Two seasons of the Netflix series Kota Factory exposed the education racket in the Rajasthan town. Kota has grown from a modest doria sari weaving centre to a coaching destination for students hoping to ace the common entrance test for admissions into engineering or medical courses. The students flock to Kota seeking enrolment at elite institutes and eventual placements with multinational companies at seven-figure salaries.

There was nothing new to add to the narrative of avaricious coaching classes, pushy parents and vulnerable students. Thus the Amazon Prime Video series Crash Course, directed by actor-writer Vijay Maurya from a script by Manish Hariprasad and Raina Roy, treads familiar ground. The peppy title song-and-dance track is actually in variance with events.

The man who personifies the greed and drive of Kota is Ratanraj Jindal (Annu Kapoor), who has risen from poverty to set up a leading coaching institute. Ratanraj dreams of running his competitors out of business and renaming the town after himself.

His main rival is elderly school teacher Arvind Batra (Siddharth Kak), who started coaching as a mission and is alarmed at the venality of his sons Shashank (Bhanu Uday) and Mayank (Chirag Vohra). There is poaching of students and teachers between the two institutes and other underhand ways of winning the rankings war. Both of them use a fixer, Binny Agarwal (Udit Arora), who makes a commission from whoever pays.

Jindal is acutely aware that less than one percent of students who appear for the Indian Institute of Technology entrance exams get selected, so the competition is fierce. Middle-class parents take loans and mortgage their homes to send their sons – and a few daughters – to the swotting camps of Kota. Failure could doom families, which leads to kids living in what a character calls a “pressure cooker” atmosphere. Jindal wants his institute to produce the top-ranking students, even if it means locking them up in their hostels and supplying them with concentration-enhancing drugs.

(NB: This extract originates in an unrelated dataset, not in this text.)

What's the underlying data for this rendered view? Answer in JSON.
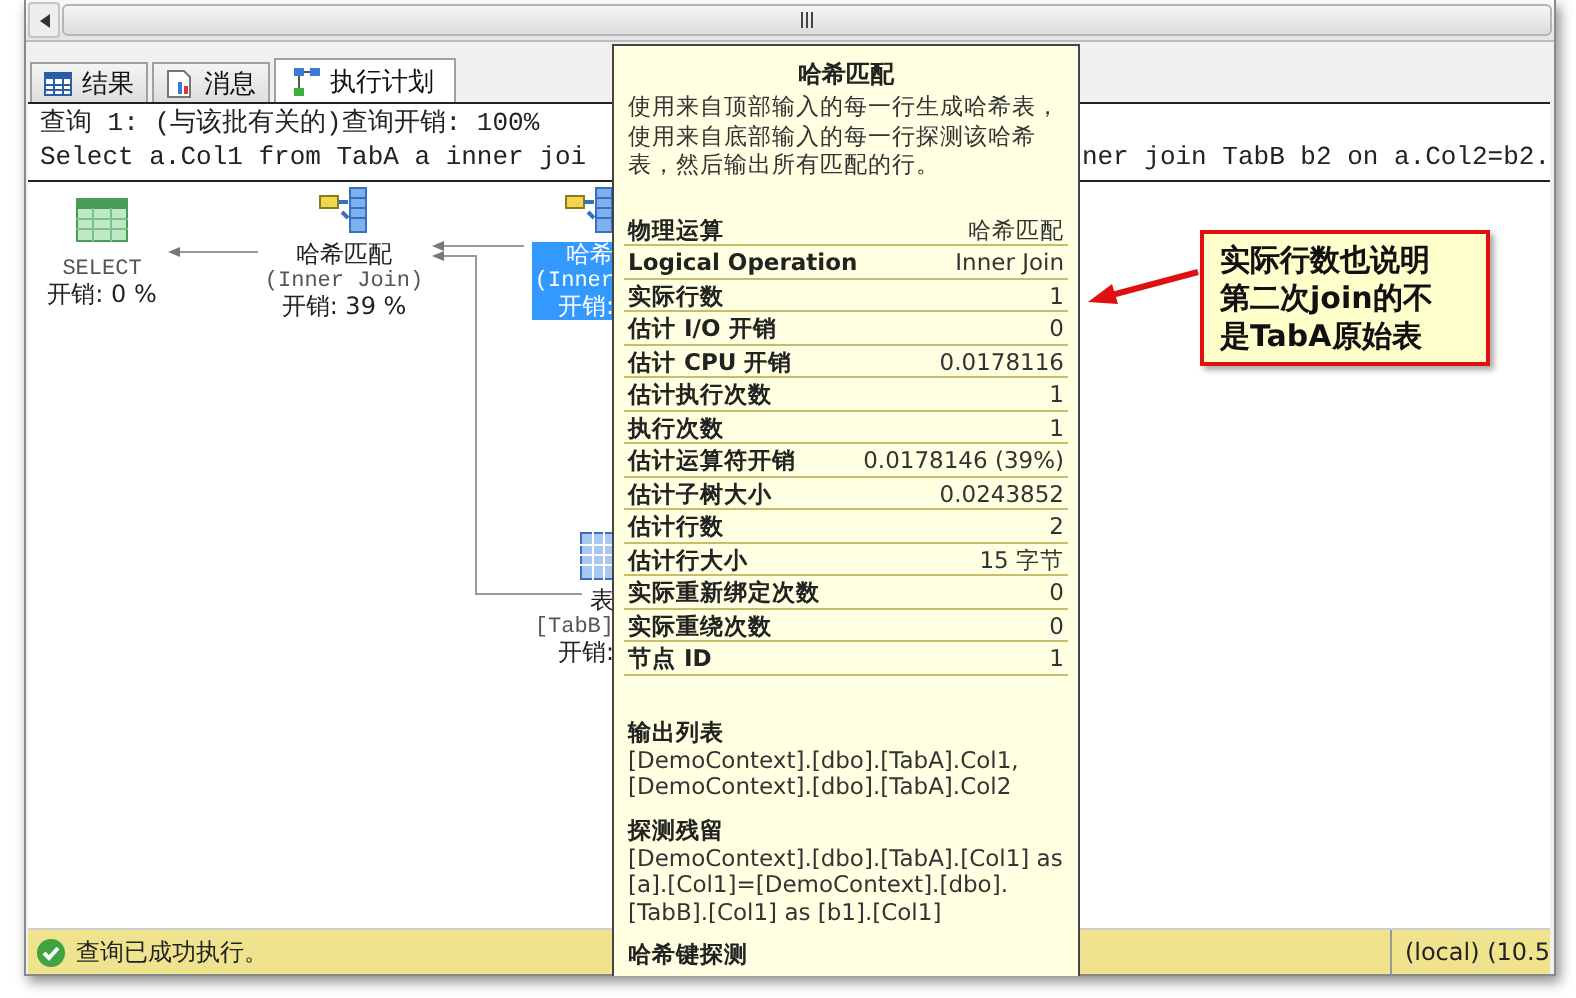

When a show is about teenagers, stereotyped characters (class clown, scholar, jock, weakling, gang leader, hot girl) and tropes (romance, sexual awakening, a crush on teachers, jealousy, rebellion, depression and even suicide) are inevitable. These elements are mechanically ticked off, without any additions or even an attempt at a fresh treatment.

There is some substance to the series while it stays on the students and the warring institute heads. This show’s Jeetu Bhaiya, the popular teacher in Kota Factory, is AK Sir (Pranay Pachauri). AK makes physics fun while other teachers push rote-learning. Other characters serve no useful purpose, such as the canteen owner (Bidita Bag) or a married teacher’s female friend (Vasuki Punj).

Among the crowd of kids, the best bits belong to Vidhi Gupta (Anushka Kaushik) as the girl who becomes a bone of contention between Jindal and Shashank Batra, Hetal Gala as her best friend, Mohit Solanki as the kid crushed by his father’s hopes, Bhavesh Balchandani as the jester, Riddhi Kumar and Hridu Haroon as the campus lovebirds.

Towering over all of them is Annu Kapoor, who humanises his evil character. Ratanraj believes that he is offering the students what he never got – the chance to fulfil an aspiration. Like the town gleaming with prosperity and upward mobility (captured in all its shades by Nagaraj Rathinam’s camera), Ratanraj does what it takes to win, and does not care about whom or what he destroys along the way.

Crash Course (2022).